This recipe has a bit of a South Indian twist with the use of curry leaves, coconut and mustard seeds but it lends itself a bit to my Pakistani roots, where we use a lot of tamarind and jaggery in difference savory dishes. Indian cheese, Paneer can be substituted with firm cottage cheese or even firm tofu - Jaggery can be substituted with dark brown sugar or molasses. Asparagus is so lovely at this time of year and goes beautifully with these flavours. Asparagus is beautiful as this time of year and adds beautifully to these flavours. The balance of sweet, savory, hot and sour lifts the umami element and it's a dish eaten by itself or with some lovely warm flatbreads. —Sumayya Usmani
1 1/2 cups

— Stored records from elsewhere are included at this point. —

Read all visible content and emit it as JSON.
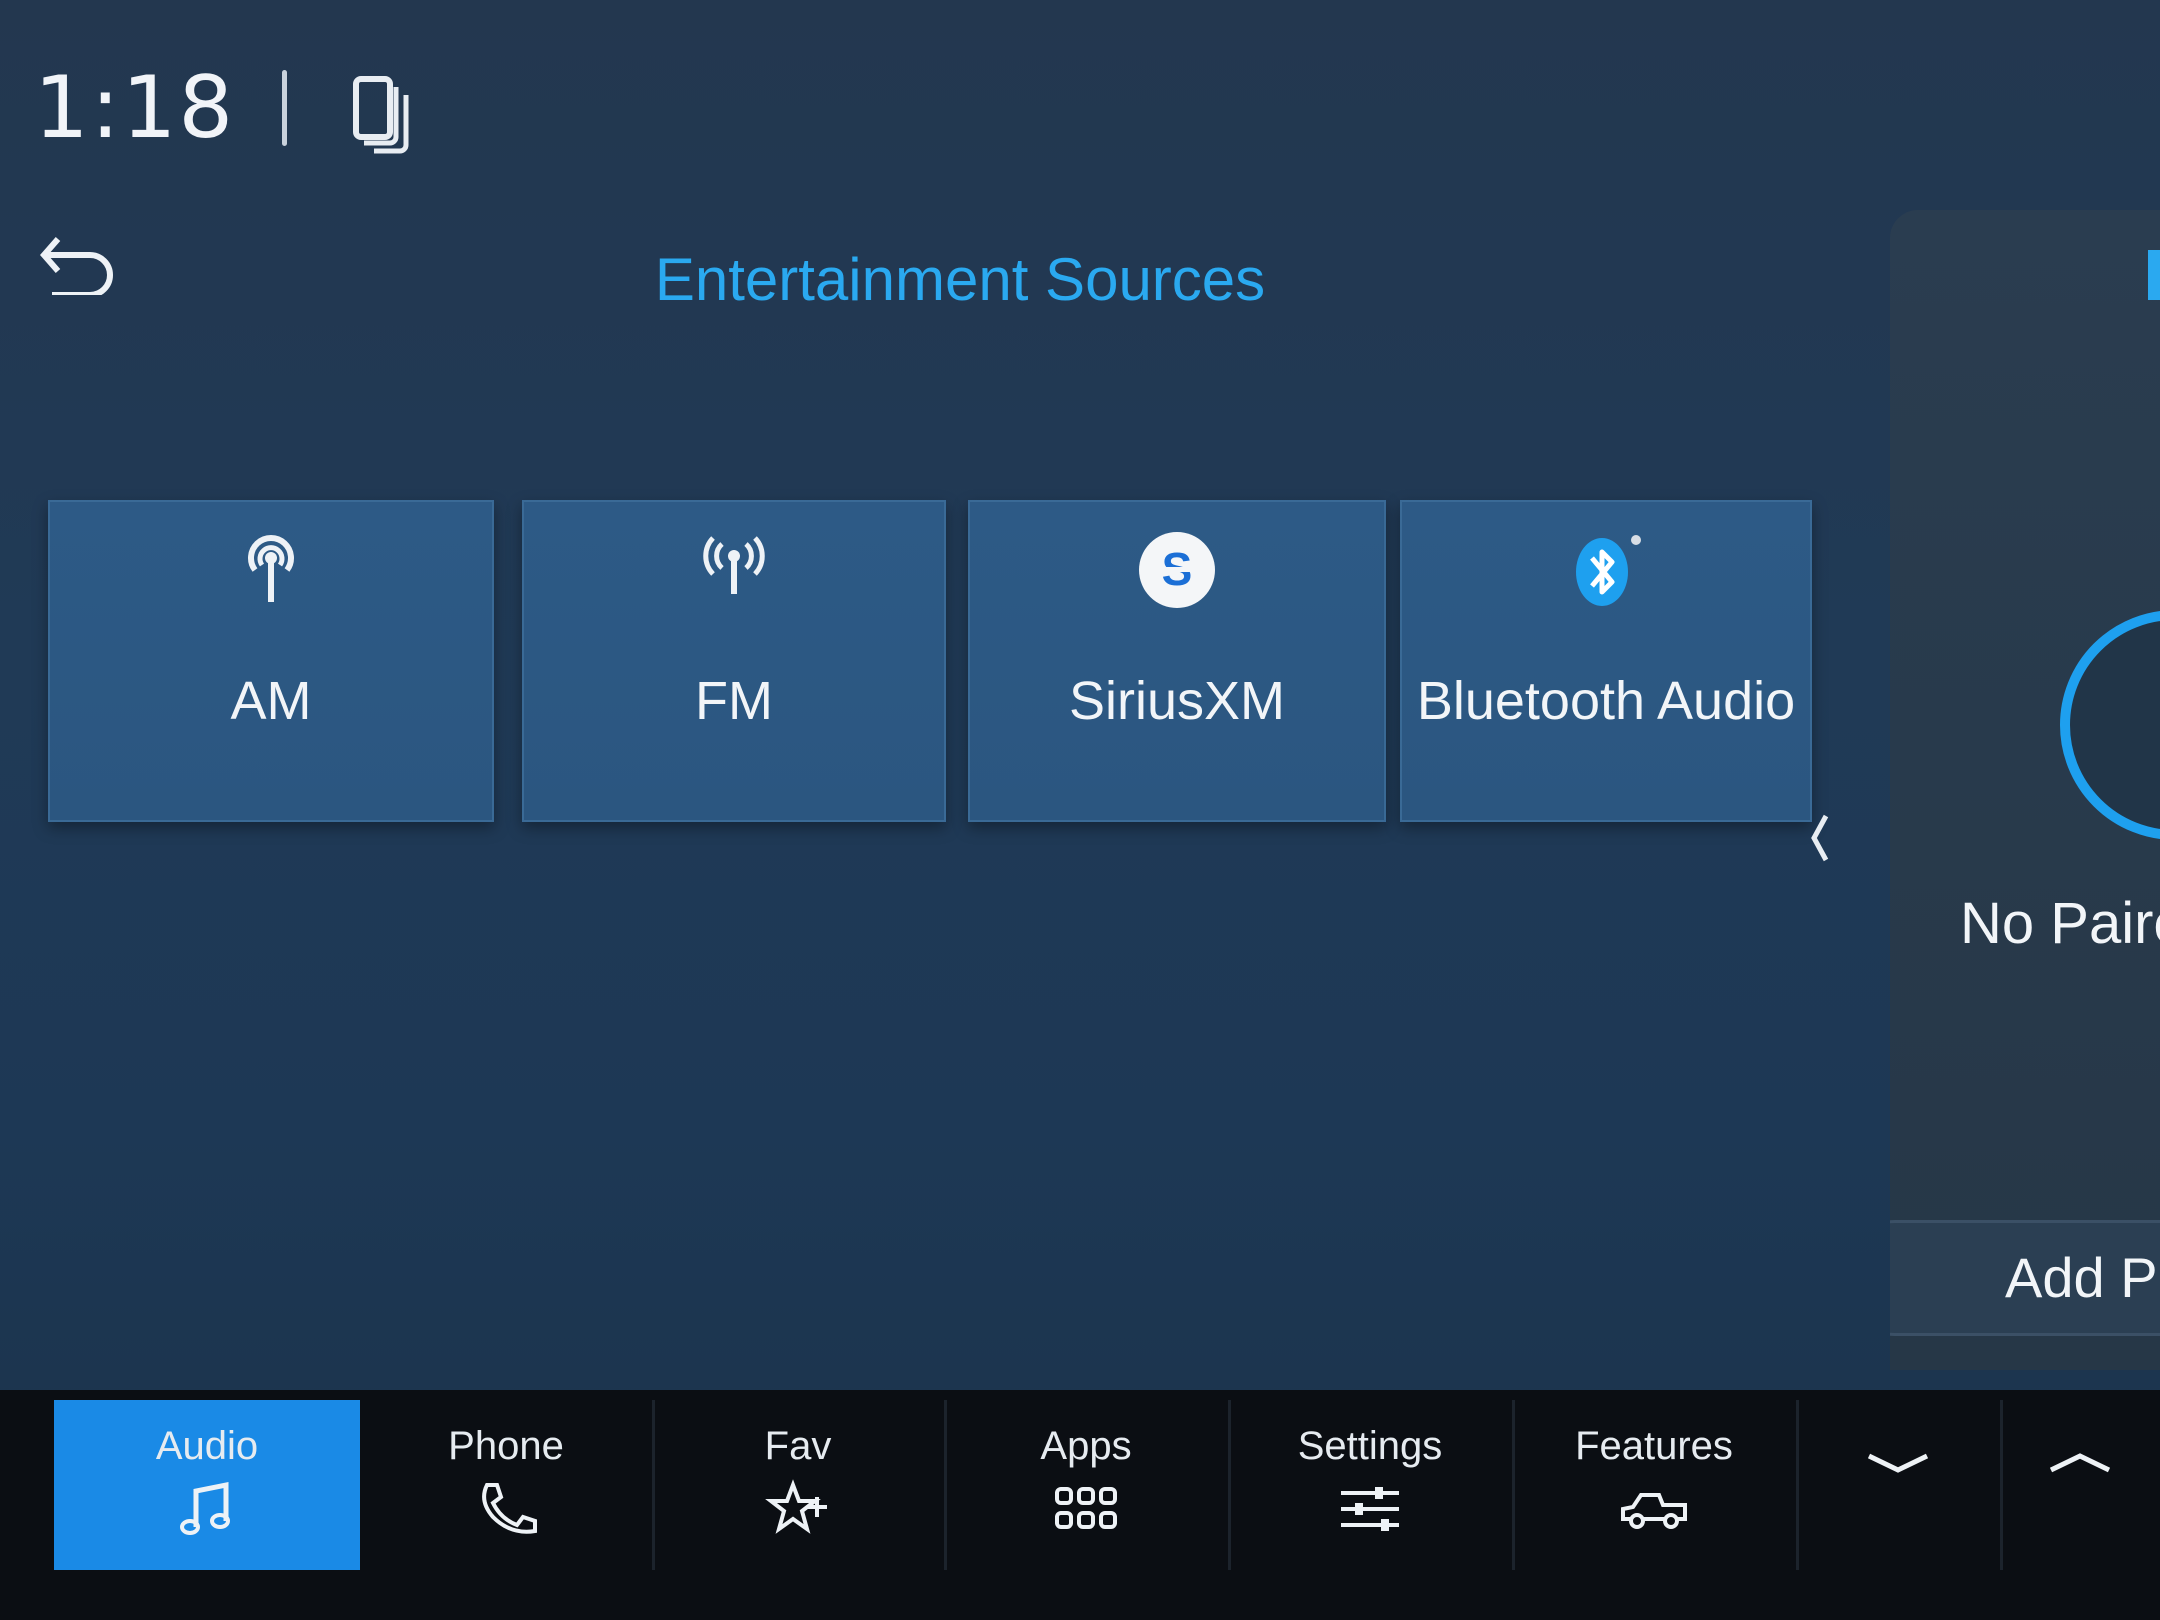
{
  "status_bar": {
    "time": "1:18",
    "icons": [
      "phone-projection-icon"
    ]
  },
  "header": {
    "back_icon": "back-arrow-icon",
    "title": "Entertainment Sources"
  },
  "sources": [
    {
      "label": "AM",
      "icon": "am-antenna-icon"
    },
    {
      "label": "FM",
      "icon": "fm-antenna-icon"
    },
    {
      "label": "SiriusXM",
      "icon": "siriusxm-icon"
    },
    {
      "label": "Bluetooth Audio",
      "icon": "bluetooth-icon"
    }
  ],
  "side_panel": {
    "status_text": "No Paire",
    "button_label": "Add Ph"
  },
  "nav": {
    "items": [
      {
        "label": "Audio",
        "icon": "music-note-icon",
        "active": true
      },
      {
        "label": "Phone",
        "icon": "phone-icon"
      },
      {
        "label": "Fav",
        "icon": "star-plus-icon"
      },
      {
        "label": "Apps",
        "icon": "apps-grid-icon"
      },
      {
        "label": "Settings",
        "icon": "sliders-icon"
      },
      {
        "label": "Features",
        "icon": "truck-icon"
      }
    ],
    "extra_icons": [
      "chevron-down-icon",
      "chevron-up-icon"
    ]
  },
  "colors": {
    "accent": "#1a8ae6",
    "title": "#2aa9f0",
    "tile": "#2d5a86",
    "background": "#203a56",
    "navbar": "#0b0e13"
  }
}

Indian Paneer cheese cut into small squares
large tomato, chopped
paste of ginger and garlic
brown mustard seeds
fresh red chilli paste (I make mine by rehydrating Kashmiri dried chillis, you can use Mexican chillis too)
tamarind paste (try to use whole dried tamarind pods, rehydrate in hot water)
fresh grated coconut, dessicated could do, but won't be as lovely
grated jaggery, or 1 teaspoon brown sugar
fresh curry leaves, can use dried if fresh not available
of chopped coriander leaves
of spring onions
spears of baby asparagus
In This Recipe
Fry the paneer off in a pan with a little oil until brown on all sides. Steam the asparagus. Set both aside. Put a little more oil in a wok style pan and heat under medium heat. Now add mustard seeds and cumin seeds and once they start to pop add in the ginger and garlic paste and fry quickly not allowing the contents to burn.
Once the raw smell of garlic leaves the pan add the tomatoes and cook until soft, you may need to add a little water to ensure that the sauce doesn't burn. Add the tamarind, curry leaves and jaggery and once the sauce is cooked, and the oil starts to rise up, add the coconut and turn off the heat. Pop in the fried paneer and asparagus and fry for a minute or so, and top with more coconut, coriander leaves and spring onions and serve warm!
Sumayya is a food writer and cookery teacher who grew up in Pakistan, but has now found home in Glasgow. Sumayya is passionate about sharing the flavours of her homeland with a view to highlight Pakistani cuisine as a distinct one. The author or two cookbooks: Summers Under The Tamarind Tree (Frances Lincoln) and Mountain Berries and Desert Spice (Frances Lincoln, out April 2017), her writing reminisces about food and memories growing up in Pakistan. She writes for many publications, appears on television, and co-presents BBC Kitchen Cafe weekly, on BBC Radio Scotland.